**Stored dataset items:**
%%

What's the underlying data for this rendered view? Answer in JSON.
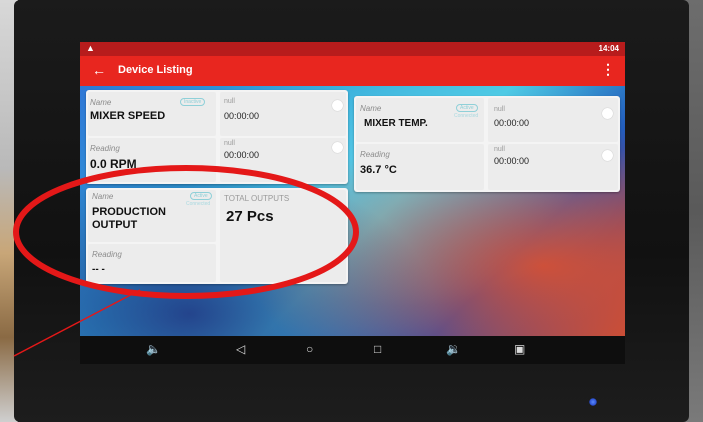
{
  "app_bar": {
    "back_icon": "arrow-left-icon",
    "title": "Device Listing",
    "menu_icon": "more-vert-icon"
  },
  "status_bar": {
    "time": "14:04",
    "icon": "warning-icon"
  },
  "devices": [
    {
      "name_label": "Name",
      "name": "MIXER SPEED",
      "badge": "Inactive",
      "reading_label": "Reading",
      "reading": "0.0 RPM",
      "rows": [
        {
          "label": "null",
          "value": "00:00:00"
        },
        {
          "label": "null",
          "value": "00:00:00"
        }
      ]
    },
    {
      "name_label": "Name",
      "name": "MIXER TEMP.",
      "badge": "Active",
      "status": "Connected",
      "reading_label": "Reading",
      "reading": "36.7 °C",
      "rows": [
        {
          "label": "null",
          "value": "00:00:00"
        },
        {
          "label": "null",
          "value": "00:00:00"
        }
      ]
    },
    {
      "name_label": "Name",
      "name": "PRODUCTION OUTPUT",
      "badge": "Active",
      "status": "Connected",
      "reading_label": "Reading",
      "reading": "-- -",
      "total_label": "TOTAL OUTPUTS",
      "total_value": "27 Pcs"
    }
  ],
  "nav_bar": {
    "icons": [
      "volume-down-icon",
      "back-icon",
      "home-icon",
      "recents-icon",
      "volume-up-icon",
      "screenshot-icon"
    ]
  },
  "colors": {
    "app_bar": "#e8261f",
    "status_bar": "#b71c1c",
    "card": "#f4f4f4",
    "annotation": "#e41818"
  }
}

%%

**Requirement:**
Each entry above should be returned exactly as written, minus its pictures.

**Completed exercise:**
What's the underlying data for this rendered view? Answer in JSON.
{
  "app_bar": {
    "back_icon": "arrow-left-icon",
    "title": "Device Listing",
    "menu_icon": "more-vert-icon"
  },
  "status_bar": {
    "time": "14:04",
    "icon": "warning-icon"
  },
  "devices": [
    {
      "name_label": "Name",
      "name": "MIXER SPEED",
      "badge": "Inactive",
      "reading_label": "Reading",
      "reading": "0.0 RPM",
      "rows": [
        {
          "label": "null",
          "value": "00:00:00"
        },
        {
          "label": "null",
          "value": "00:00:00"
        }
      ]
    },
    {
      "name_label": "Name",
      "name": "MIXER TEMP.",
      "badge": "Active",
      "status": "Connected",
      "reading_label": "Reading",
      "reading": "36.7 °C",
      "rows": [
        {
          "label": "null",
          "value": "00:00:00"
        },
        {
          "label": "null",
          "value": "00:00:00"
        }
      ]
    },
    {
      "name_label": "Name",
      "name": "PRODUCTION OUTPUT",
      "badge": "Active",
      "status": "Connected",
      "reading_label": "Reading",
      "reading": "-- -",
      "total_label": "TOTAL OUTPUTS",
      "total_value": "27 Pcs"
    }
  ],
  "nav_bar": {
    "icons": [
      "volume-down-icon",
      "back-icon",
      "home-icon",
      "recents-icon",
      "volume-up-icon",
      "screenshot-icon"
    ]
  },
  "colors": {
    "app_bar": "#e8261f",
    "status_bar": "#b71c1c",
    "card": "#f4f4f4",
    "annotation": "#e41818"
  }
}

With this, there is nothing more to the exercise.